= ABOUT THIS TASK =
Below are records; copy every line in them that holds the word "JSON".

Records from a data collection
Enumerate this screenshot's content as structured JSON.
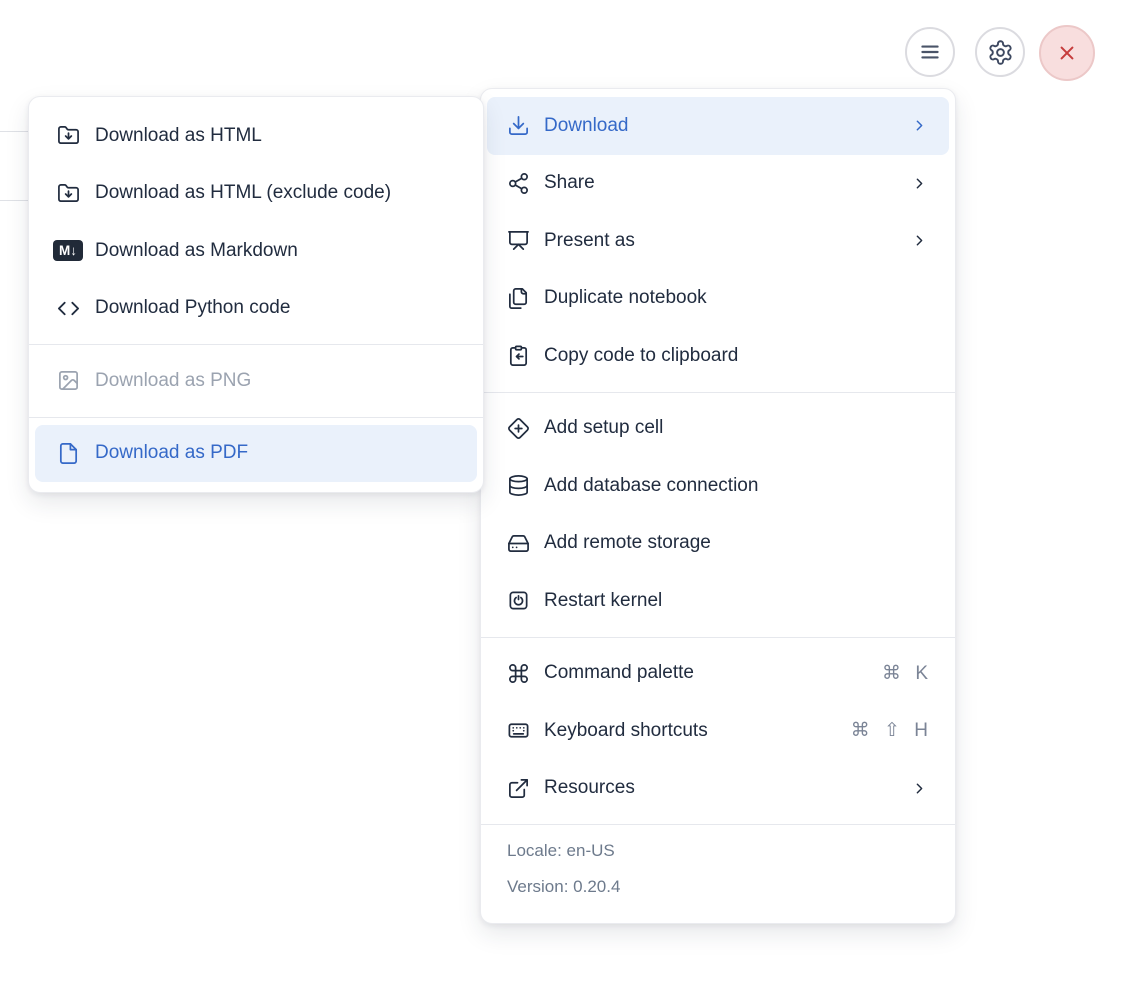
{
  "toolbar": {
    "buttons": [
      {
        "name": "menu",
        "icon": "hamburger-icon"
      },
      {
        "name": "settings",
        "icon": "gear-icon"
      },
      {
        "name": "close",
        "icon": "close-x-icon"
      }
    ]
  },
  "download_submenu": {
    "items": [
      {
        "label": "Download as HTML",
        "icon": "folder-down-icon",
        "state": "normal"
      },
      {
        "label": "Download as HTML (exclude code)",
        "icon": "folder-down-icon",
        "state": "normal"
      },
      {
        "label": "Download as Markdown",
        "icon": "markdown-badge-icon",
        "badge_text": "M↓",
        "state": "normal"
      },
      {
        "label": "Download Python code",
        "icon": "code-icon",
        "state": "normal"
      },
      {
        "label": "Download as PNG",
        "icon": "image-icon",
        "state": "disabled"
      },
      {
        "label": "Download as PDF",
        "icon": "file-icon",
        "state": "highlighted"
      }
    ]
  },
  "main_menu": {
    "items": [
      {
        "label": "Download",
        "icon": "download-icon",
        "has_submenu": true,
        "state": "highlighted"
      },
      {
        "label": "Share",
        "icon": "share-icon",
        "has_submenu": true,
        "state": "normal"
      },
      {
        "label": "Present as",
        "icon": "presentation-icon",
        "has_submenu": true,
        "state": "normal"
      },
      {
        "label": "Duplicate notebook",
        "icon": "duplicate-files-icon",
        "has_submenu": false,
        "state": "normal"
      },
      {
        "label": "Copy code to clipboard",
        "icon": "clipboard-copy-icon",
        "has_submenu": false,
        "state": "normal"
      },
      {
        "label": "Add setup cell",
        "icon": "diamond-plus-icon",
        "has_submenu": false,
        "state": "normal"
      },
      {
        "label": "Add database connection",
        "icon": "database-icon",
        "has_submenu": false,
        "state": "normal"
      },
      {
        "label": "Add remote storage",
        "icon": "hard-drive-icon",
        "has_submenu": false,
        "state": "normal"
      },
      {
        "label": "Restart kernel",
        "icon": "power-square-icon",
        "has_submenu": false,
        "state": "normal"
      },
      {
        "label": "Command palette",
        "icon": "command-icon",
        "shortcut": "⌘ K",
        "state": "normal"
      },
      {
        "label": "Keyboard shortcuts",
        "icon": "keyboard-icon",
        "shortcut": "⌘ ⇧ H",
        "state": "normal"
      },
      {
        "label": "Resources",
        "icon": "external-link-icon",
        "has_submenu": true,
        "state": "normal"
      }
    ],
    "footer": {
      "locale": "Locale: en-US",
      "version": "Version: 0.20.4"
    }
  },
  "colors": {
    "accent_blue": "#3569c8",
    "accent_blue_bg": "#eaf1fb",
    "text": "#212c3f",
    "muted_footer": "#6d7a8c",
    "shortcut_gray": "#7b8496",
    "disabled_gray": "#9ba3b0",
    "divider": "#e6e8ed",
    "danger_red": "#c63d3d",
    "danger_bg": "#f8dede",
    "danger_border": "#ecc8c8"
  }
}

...

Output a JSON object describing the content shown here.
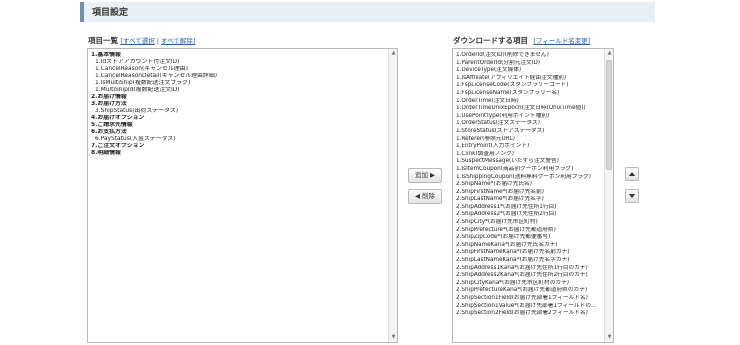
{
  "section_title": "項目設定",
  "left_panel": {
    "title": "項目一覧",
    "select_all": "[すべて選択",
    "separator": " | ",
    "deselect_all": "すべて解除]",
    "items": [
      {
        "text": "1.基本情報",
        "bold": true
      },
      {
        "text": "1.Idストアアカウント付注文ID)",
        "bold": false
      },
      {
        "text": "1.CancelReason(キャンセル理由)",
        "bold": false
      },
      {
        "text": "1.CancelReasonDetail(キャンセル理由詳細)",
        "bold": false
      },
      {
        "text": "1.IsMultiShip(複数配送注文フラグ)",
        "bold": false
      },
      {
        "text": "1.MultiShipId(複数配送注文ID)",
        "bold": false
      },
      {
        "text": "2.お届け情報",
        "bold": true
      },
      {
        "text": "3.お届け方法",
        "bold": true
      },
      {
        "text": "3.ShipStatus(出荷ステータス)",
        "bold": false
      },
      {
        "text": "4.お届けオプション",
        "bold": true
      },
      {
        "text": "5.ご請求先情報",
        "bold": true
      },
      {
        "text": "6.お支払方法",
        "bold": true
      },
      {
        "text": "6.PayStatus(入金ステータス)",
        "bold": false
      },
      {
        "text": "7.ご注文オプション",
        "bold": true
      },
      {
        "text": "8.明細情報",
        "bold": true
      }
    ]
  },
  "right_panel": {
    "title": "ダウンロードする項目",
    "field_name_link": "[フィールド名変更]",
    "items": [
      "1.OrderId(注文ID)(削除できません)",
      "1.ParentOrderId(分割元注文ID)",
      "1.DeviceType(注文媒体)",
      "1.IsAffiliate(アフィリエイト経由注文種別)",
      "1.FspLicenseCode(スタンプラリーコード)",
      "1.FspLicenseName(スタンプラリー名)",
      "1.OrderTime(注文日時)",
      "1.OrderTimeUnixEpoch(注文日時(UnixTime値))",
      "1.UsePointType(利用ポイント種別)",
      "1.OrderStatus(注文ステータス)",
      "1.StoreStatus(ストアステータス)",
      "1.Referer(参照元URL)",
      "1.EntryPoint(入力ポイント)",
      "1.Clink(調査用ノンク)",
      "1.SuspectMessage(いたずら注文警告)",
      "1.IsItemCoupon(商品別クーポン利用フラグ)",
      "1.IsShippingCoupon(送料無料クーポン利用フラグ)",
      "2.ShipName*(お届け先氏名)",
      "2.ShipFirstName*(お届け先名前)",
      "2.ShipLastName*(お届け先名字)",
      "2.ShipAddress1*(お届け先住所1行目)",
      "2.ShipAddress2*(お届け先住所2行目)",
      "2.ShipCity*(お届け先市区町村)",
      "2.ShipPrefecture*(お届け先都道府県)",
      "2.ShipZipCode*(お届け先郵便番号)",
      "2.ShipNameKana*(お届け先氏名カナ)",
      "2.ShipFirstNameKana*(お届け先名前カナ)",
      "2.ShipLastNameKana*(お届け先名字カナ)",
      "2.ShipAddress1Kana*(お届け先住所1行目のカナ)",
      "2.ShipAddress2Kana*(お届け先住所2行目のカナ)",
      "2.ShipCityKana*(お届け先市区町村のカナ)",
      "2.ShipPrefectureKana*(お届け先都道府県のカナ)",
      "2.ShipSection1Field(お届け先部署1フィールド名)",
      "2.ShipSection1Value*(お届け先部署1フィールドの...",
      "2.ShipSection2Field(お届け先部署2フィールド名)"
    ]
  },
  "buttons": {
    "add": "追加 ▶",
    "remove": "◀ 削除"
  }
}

= OUTPUT OF THE EXERCISE =
Enumerate this screenshot's content as structured JSON.
Output a JSON object describing the content shown here.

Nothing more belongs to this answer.